Orbitz’s (NYSE:OWW) revenues continued to report year-on-year declines. For the quarter, revenues fell 1% to $187.2 million. Loss for the quarter was $0.05 a share compared with a loss of $4.02 a share a year ago. The market was looking for revenues of $184.1 million with a loss of $0.07 a share.
Airline revenues of $71.6 million fell 12% over the year with domestic air revenues falling 20% owing to the removal of most domestic booking fees. International air net revenues increased 23%, or 14% on a constant currency basis, due to higher air transactions. Hotel net revenues of $43.5 million grew 10% over the year due to strong performance at ebookers. Orbitz recorded 80% growth in room nights in the quarter and 26% growth in room nights booked in its Orbitz for Business segment.
Vacation package net revenues fell 4% over the year to $27.9 million as a result of lower domestic transactions. Advertising and media revenues also decreased 13% over the year to $12.2 million due to a decline in revenue from third-party referral programs, specifically membership discount programs. At the end of the quarter, Orbitz ended the third-party membership discount program that being offered earlier on its domestic websites and terminated its relationship with its supplier for these programs.
Recently, Orbitz entered into an exclusive, multiyear partnership with iSeatz to develop customized private-label and in-path travel solutions. As part of the agreement, Orbitz Worldwide will give customers of existing iSeatz partners, the ability to book travel products through the Orbitz Worldwide global network of suppliers, thus bringing increased power and flexibility to travel suppliers around the world.
During the quarter, Orbitz removed hotel change and cancellation fees on its ebookers websites.
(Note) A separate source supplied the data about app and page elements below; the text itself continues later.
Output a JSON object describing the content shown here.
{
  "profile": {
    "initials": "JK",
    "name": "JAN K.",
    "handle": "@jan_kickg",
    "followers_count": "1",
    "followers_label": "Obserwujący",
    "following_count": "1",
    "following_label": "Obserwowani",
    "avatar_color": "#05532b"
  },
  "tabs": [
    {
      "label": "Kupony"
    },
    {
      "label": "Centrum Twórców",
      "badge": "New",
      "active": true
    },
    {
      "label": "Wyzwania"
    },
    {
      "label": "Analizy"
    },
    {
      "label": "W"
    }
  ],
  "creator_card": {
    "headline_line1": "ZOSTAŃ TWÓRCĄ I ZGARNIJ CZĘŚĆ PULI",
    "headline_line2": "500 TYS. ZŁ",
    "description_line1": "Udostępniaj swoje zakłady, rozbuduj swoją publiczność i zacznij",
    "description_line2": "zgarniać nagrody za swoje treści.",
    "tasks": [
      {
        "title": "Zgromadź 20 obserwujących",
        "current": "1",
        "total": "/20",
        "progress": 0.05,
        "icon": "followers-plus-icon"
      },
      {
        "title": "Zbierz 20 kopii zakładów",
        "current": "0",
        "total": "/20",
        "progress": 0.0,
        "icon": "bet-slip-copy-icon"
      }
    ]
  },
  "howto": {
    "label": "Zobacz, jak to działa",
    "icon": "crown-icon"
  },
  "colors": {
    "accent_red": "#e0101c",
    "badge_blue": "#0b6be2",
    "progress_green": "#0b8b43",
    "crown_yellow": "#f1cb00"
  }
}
The company is seeing a significant increase in corporate travel segment, and Orbitz for Business delivered 25% growth over the year in transactions. It added major new clients including FMC Corporation and the European business of Cooper Industries with contract renewals with IBM and Yale University.
For the current quarter, Orbitz expects revenues of $193 million–$199 million, with adjusted EBITDA down 10%–20% on a year-over-year basis, due largely to higher marketing expenses.
The stock is trading at $5.03 with a market capitalization of $509 million. It touched a 52-week high of $8.11 in December of last year.